The 2.5mm micro phone jack has the following pin assignment:
Now the whole trick is to get rid of the half press focus signal. If you look at the 2.5 micro jack, it has 3 contacts: the tip is for the release signal, the middle contact for the autofocus and the inner one is ground.
Since the colors of the inner wires are nor standardized, your best option is to cut the whole cord somewhere and then use an continuity tester to find out, which color is related to which contact.
For my cable, blue was ground, green focus and red the release. But like I said, please don’t take this for granted, it might vary for your cable.
Now we have slightly different approaches, depending on whether you are shooting on Canon or Nikon.
Now for canon cameras it’s easiest: join the release signal by soldering the ends together, put a shrinking tube over the solder joint. Now cut the autofocus signal cables very short at each end, so that they don’t connect, then solder the ground cables and put a shrinking tube over the whole joint. You are done!
Unfortunately Nikons won’t release, if they don’t get any autofocus signal. That’s why for Nikon we are going to join the release and autofocus wire on the side of the camera by twisting them together, then put some solder on the twist, to fix it. Then solder this with the release signal coming from the intervalometer. Cut the focus cable short on the other side. Seal with shrinking tube. Solder the ground cables together. Seal everything with shrinking tube.
This way the autofocus signal from the intervalometer will do nothing anymore. The release signal from the intervalometer will trigger the autofocus and shutter release on the camera at once, enabling the Nikon to release without prefocussing.
On Sony you seem to have to go the same route like for Nikon, as one of my users have found out.
You don’t need autofocus at all when shooting time lapse and this hack eliminates the delay caused by the autofocus trigger.

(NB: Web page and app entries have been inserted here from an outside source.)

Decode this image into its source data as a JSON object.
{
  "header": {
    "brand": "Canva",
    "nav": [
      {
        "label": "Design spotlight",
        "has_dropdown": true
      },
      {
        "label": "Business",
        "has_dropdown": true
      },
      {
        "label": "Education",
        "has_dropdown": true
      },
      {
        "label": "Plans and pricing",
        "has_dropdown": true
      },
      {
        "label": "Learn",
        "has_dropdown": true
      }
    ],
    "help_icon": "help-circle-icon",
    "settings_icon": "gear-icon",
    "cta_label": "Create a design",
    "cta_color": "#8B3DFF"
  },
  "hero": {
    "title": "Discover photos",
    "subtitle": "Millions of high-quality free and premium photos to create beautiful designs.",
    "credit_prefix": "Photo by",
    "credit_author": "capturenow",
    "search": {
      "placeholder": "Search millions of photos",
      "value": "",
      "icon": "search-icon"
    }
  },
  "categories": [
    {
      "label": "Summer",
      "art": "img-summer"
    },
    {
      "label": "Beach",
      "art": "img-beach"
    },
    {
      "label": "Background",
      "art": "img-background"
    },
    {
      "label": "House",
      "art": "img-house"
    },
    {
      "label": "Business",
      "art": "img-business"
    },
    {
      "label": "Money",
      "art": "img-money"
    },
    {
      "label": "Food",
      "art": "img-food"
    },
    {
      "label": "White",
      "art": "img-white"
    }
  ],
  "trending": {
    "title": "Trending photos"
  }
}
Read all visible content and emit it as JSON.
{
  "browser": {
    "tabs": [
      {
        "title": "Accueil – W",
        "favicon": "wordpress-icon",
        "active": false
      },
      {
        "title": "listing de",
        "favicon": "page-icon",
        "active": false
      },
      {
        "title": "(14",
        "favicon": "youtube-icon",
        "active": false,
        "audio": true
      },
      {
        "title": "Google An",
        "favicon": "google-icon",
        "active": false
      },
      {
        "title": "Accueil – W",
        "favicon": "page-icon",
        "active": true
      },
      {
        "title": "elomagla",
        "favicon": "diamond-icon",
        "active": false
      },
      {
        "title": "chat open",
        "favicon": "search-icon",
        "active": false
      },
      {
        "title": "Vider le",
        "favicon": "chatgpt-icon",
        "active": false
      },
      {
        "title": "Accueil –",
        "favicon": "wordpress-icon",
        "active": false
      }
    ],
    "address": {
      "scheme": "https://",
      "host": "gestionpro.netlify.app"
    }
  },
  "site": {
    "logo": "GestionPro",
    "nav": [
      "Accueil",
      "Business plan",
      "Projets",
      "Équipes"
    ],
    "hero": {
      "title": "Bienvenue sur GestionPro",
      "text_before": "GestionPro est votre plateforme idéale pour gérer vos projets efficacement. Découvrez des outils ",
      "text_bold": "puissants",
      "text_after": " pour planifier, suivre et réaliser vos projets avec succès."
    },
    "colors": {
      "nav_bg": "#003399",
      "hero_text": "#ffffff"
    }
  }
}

Removing the autofocus signal from the equation when shooting time lapse has many advantages:
- You will be able to shoot the holy grail will much shorter dark times.
- When using the camera preview, it will be visible for a longer time or even visible at all when using short intervals
- When shooting northern lights or other subjects that require very short intervals, this technique will help a lot too, since the buffer will not fill up so quickly
- The camera battery will probably last a big longer
Please use this thread in the forum to discuss your ideas and questions regarding this article.